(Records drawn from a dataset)
━━━━━━━━━━━━━━━━━━━━━━━━━━━━━━
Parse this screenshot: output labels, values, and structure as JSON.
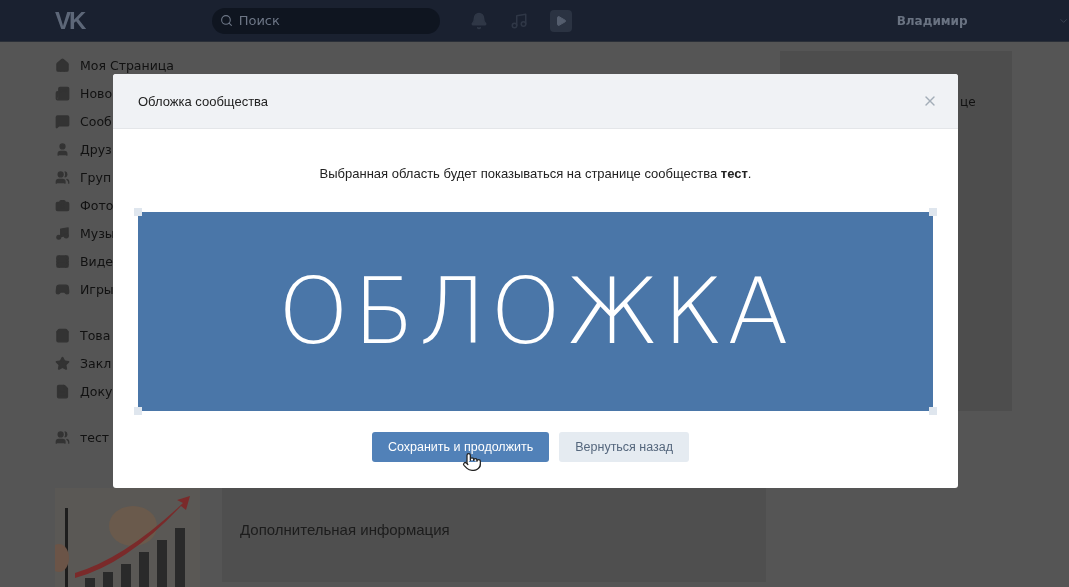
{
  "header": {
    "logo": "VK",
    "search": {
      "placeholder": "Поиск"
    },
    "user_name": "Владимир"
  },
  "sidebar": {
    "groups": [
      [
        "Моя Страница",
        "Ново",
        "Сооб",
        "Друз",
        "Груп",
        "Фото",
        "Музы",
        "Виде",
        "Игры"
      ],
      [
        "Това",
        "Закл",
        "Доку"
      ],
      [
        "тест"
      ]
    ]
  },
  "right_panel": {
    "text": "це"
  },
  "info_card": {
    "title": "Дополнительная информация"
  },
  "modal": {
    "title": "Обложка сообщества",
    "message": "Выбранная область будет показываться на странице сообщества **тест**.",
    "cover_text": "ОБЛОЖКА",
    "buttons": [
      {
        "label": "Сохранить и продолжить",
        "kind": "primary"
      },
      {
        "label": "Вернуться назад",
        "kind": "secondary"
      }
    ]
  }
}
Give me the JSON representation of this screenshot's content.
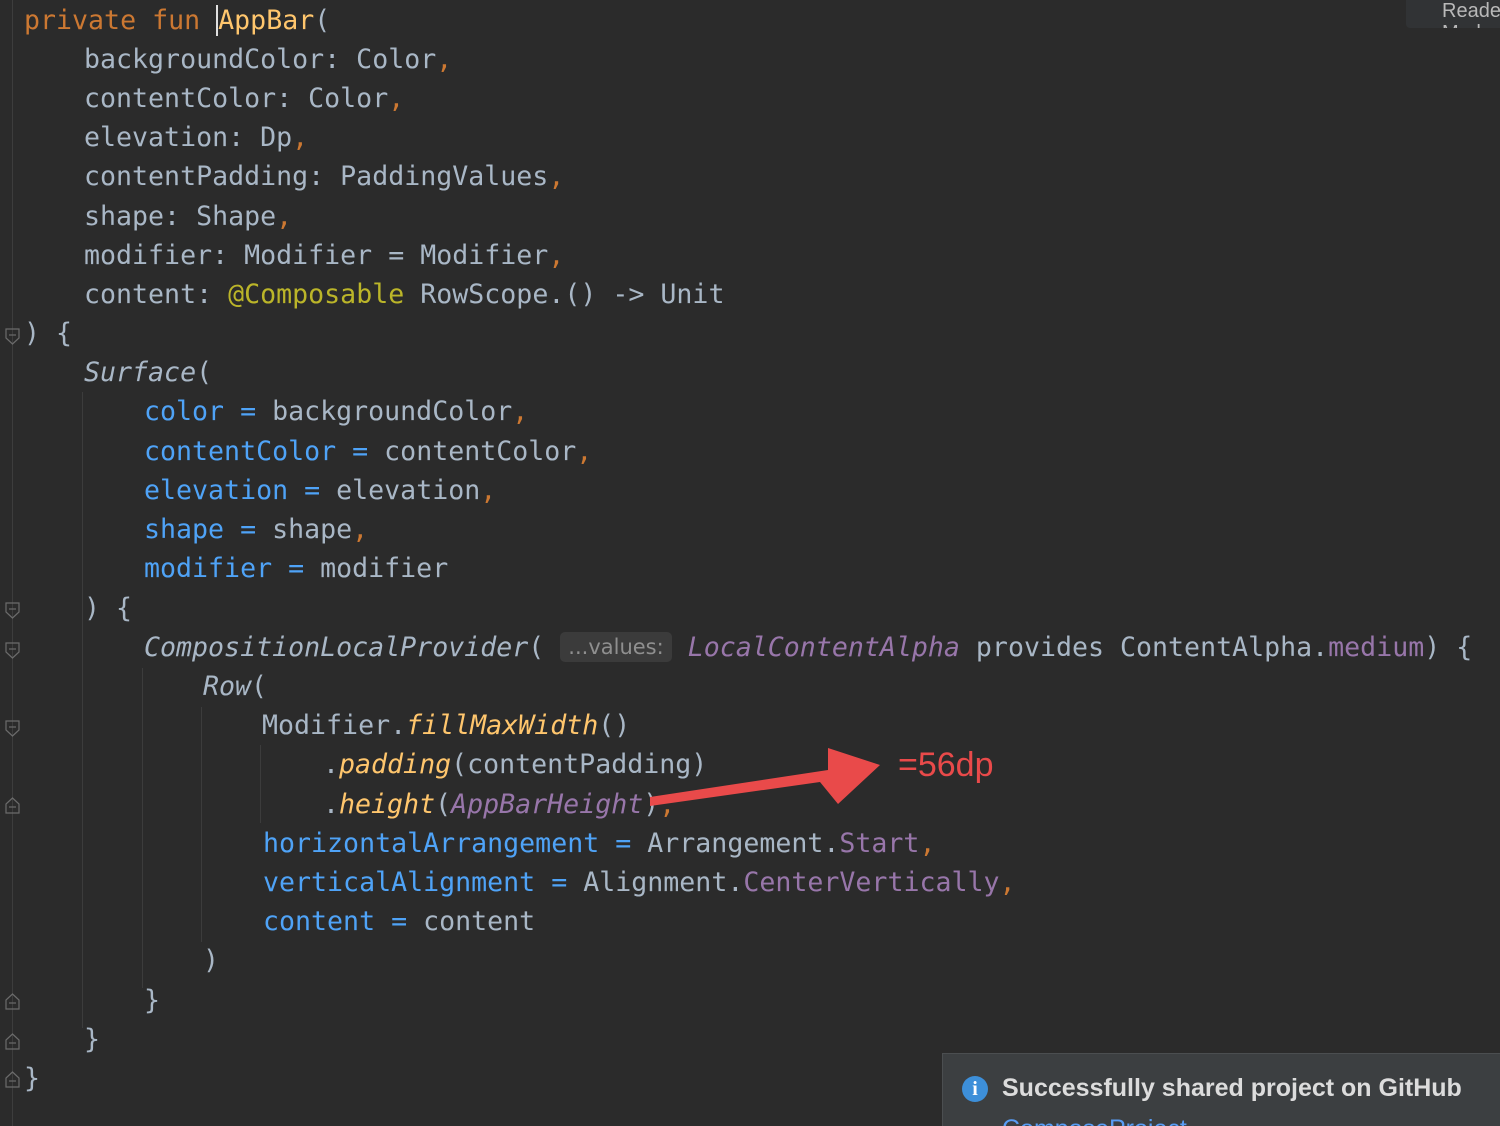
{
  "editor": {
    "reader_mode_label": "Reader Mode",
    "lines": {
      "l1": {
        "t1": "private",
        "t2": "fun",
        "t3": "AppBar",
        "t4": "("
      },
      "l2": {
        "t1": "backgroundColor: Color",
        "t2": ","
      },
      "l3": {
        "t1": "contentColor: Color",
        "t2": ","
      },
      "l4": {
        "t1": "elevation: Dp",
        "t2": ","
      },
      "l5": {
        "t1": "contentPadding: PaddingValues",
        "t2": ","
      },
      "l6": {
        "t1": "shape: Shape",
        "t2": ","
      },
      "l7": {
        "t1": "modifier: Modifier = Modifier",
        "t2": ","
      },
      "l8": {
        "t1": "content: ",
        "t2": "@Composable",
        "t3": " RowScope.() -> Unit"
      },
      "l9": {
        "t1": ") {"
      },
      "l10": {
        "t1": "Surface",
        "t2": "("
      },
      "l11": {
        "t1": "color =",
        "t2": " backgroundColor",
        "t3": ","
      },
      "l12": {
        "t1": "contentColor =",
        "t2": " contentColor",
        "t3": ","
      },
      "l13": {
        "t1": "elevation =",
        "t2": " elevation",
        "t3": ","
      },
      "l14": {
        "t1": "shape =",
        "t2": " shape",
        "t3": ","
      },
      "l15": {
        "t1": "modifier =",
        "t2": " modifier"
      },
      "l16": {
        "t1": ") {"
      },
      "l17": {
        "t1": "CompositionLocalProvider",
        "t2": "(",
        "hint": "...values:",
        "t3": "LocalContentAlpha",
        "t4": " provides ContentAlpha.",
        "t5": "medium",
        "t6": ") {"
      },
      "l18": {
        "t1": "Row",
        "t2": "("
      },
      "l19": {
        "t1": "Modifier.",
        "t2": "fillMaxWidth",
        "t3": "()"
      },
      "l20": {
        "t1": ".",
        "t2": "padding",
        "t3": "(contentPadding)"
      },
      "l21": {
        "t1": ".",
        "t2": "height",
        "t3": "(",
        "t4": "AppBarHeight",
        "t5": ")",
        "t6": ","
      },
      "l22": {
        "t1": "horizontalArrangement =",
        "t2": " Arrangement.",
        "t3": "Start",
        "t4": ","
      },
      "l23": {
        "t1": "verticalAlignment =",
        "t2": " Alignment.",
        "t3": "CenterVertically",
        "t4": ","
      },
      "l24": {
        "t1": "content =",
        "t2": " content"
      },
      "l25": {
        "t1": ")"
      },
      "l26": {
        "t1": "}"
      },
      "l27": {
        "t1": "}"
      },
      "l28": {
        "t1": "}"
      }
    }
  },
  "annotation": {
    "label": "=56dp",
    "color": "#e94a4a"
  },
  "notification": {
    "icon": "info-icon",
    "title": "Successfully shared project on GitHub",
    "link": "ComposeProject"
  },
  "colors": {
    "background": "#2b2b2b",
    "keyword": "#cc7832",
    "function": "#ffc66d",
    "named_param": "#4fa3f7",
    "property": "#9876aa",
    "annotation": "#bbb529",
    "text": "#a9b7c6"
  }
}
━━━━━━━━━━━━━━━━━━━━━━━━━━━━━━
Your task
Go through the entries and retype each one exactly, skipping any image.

Your response
Parse this screenshot: output labels, values, and structure as JSON.
{
  "header": {
    "logo": "VK",
    "search": {
      "placeholder": "Поиск"
    },
    "user_name": "Владимир"
  },
  "sidebar": {
    "groups": [
      [
        "Моя Страница",
        "Ново",
        "Сооб",
        "Друз",
        "Груп",
        "Фото",
        "Музы",
        "Виде",
        "Игры"
      ],
      [
        "Това",
        "Закл",
        "Доку"
      ],
      [
        "тест"
      ]
    ]
  },
  "right_panel": {
    "text": "це"
  },
  "info_card": {
    "title": "Дополнительная информация"
  },
  "modal": {
    "title": "Обложка сообщества",
    "message": "Выбранная область будет показываться на странице сообщества **тест**.",
    "cover_text": "ОБЛОЖКА",
    "buttons": [
      {
        "label": "Сохранить и продолжить",
        "kind": "primary"
      },
      {
        "label": "Вернуться назад",
        "kind": "secondary"
      }
    ]
  }
}
Give me the JSON representation of this screenshot's content.
{
  "editor": {
    "reader_mode_label": "Reader Mode",
    "lines": {
      "l1": {
        "t1": "private",
        "t2": "fun",
        "t3": "AppBar",
        "t4": "("
      },
      "l2": {
        "t1": "backgroundColor: Color",
        "t2": ","
      },
      "l3": {
        "t1": "contentColor: Color",
        "t2": ","
      },
      "l4": {
        "t1": "elevation: Dp",
        "t2": ","
      },
      "l5": {
        "t1": "contentPadding: PaddingValues",
        "t2": ","
      },
      "l6": {
        "t1": "shape: Shape",
        "t2": ","
      },
      "l7": {
        "t1": "modifier: Modifier = Modifier",
        "t2": ","
      },
      "l8": {
        "t1": "content: ",
        "t2": "@Composable",
        "t3": " RowScope.() -> Unit"
      },
      "l9": {
        "t1": ") {"
      },
      "l10": {
        "t1": "Surface",
        "t2": "("
      },
      "l11": {
        "t1": "color =",
        "t2": " backgroundColor",
        "t3": ","
      },
      "l12": {
        "t1": "contentColor =",
        "t2": " contentColor",
        "t3": ","
      },
      "l13": {
        "t1": "elevation =",
        "t2": " elevation",
        "t3": ","
      },
      "l14": {
        "t1": "shape =",
        "t2": " shape",
        "t3": ","
      },
      "l15": {
        "t1": "modifier =",
        "t2": " modifier"
      },
      "l16": {
        "t1": ") {"
      },
      "l17": {
        "t1": "CompositionLocalProvider",
        "t2": "(",
        "hint": "...values:",
        "t3": "LocalContentAlpha",
        "t4": " provides ContentAlpha.",
        "t5": "medium",
        "t6": ") {"
      },
      "l18": {
        "t1": "Row",
        "t2": "("
      },
      "l19": {
        "t1": "Modifier.",
        "t2": "fillMaxWidth",
        "t3": "()"
      },
      "l20": {
        "t1": ".",
        "t2": "padding",
        "t3": "(contentPadding)"
      },
      "l21": {
        "t1": ".",
        "t2": "height",
        "t3": "(",
        "t4": "AppBarHeight",
        "t5": ")",
        "t6": ","
      },
      "l22": {
        "t1": "horizontalArrangement =",
        "t2": " Arrangement.",
        "t3": "Start",
        "t4": ","
      },
      "l23": {
        "t1": "verticalAlignment =",
        "t2": " Alignment.",
        "t3": "CenterVertically",
        "t4": ","
      },
      "l24": {
        "t1": "content =",
        "t2": " content"
      },
      "l25": {
        "t1": ")"
      },
      "l26": {
        "t1": "}"
      },
      "l27": {
        "t1": "}"
      },
      "l28": {
        "t1": "}"
      }
    }
  },
  "annotation": {
    "label": "=56dp",
    "color": "#e94a4a"
  },
  "notification": {
    "icon": "info-icon",
    "title": "Successfully shared project on GitHub",
    "link": "ComposeProject"
  },
  "colors": {
    "background": "#2b2b2b",
    "keyword": "#cc7832",
    "function": "#ffc66d",
    "named_param": "#4fa3f7",
    "property": "#9876aa",
    "annotation": "#bbb529",
    "text": "#a9b7c6"
  }
}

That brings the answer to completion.